### EXERCISE
Output all entries verbatim.

### RAW DATA
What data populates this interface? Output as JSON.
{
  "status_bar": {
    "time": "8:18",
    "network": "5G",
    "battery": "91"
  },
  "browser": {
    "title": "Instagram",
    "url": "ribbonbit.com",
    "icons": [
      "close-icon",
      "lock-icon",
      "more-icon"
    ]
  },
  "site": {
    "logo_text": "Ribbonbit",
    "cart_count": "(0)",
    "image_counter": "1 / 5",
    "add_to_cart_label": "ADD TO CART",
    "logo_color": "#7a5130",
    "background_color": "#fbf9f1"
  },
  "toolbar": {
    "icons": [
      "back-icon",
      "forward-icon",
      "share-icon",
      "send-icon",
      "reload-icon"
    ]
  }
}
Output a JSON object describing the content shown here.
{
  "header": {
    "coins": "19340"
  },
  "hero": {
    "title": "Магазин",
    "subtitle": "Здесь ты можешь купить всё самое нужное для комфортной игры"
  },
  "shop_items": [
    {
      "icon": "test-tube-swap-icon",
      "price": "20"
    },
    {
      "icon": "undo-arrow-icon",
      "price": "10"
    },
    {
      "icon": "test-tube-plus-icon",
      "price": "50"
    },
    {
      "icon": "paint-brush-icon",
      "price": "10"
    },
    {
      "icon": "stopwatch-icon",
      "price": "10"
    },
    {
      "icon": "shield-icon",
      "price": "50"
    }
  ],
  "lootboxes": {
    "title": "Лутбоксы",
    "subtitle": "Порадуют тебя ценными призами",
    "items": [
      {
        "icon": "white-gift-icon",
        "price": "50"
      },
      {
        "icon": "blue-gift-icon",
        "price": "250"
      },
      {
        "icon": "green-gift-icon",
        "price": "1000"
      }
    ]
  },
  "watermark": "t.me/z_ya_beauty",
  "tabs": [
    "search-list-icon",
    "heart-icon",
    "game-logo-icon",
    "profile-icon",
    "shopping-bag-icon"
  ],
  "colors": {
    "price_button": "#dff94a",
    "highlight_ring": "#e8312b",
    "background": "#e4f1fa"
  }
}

### YOUR RESPONSE
What data populates this interface? Output as JSON.
{
  "status_bar": {
    "time": "8:18",
    "network": "5G",
    "battery": "91"
  },
  "browser": {
    "title": "Instagram",
    "url": "ribbonbit.com",
    "icons": [
      "close-icon",
      "lock-icon",
      "more-icon"
    ]
  },
  "site": {
    "logo_text": "Ribbonbit",
    "cart_count": "(0)",
    "image_counter": "1 / 5",
    "add_to_cart_label": "ADD TO CART",
    "logo_color": "#7a5130",
    "background_color": "#fbf9f1"
  },
  "toolbar": {
    "icons": [
      "back-icon",
      "forward-icon",
      "share-icon",
      "send-icon",
      "reload-icon"
    ]
  }
}
Output a JSON object describing the content shown here.
{
  "header": {
    "coins": "19340"
  },
  "hero": {
    "title": "Магазин",
    "subtitle": "Здесь ты можешь купить всё самое нужное для комфортной игры"
  },
  "shop_items": [
    {
      "icon": "test-tube-swap-icon",
      "price": "20"
    },
    {
      "icon": "undo-arrow-icon",
      "price": "10"
    },
    {
      "icon": "test-tube-plus-icon",
      "price": "50"
    },
    {
      "icon": "paint-brush-icon",
      "price": "10"
    },
    {
      "icon": "stopwatch-icon",
      "price": "10"
    },
    {
      "icon": "shield-icon",
      "price": "50"
    }
  ],
  "lootboxes": {
    "title": "Лутбоксы",
    "subtitle": "Порадуют тебя ценными призами",
    "items": [
      {
        "icon": "white-gift-icon",
        "price": "50"
      },
      {
        "icon": "blue-gift-icon",
        "price": "250"
      },
      {
        "icon": "green-gift-icon",
        "price": "1000"
      }
    ]
  },
  "watermark": "t.me/z_ya_beauty",
  "tabs": [
    "search-list-icon",
    "heart-icon",
    "game-logo-icon",
    "profile-icon",
    "shopping-bag-icon"
  ],
  "colors": {
    "price_button": "#dff94a",
    "highlight_ring": "#e8312b",
    "background": "#e4f1fa"
  }
}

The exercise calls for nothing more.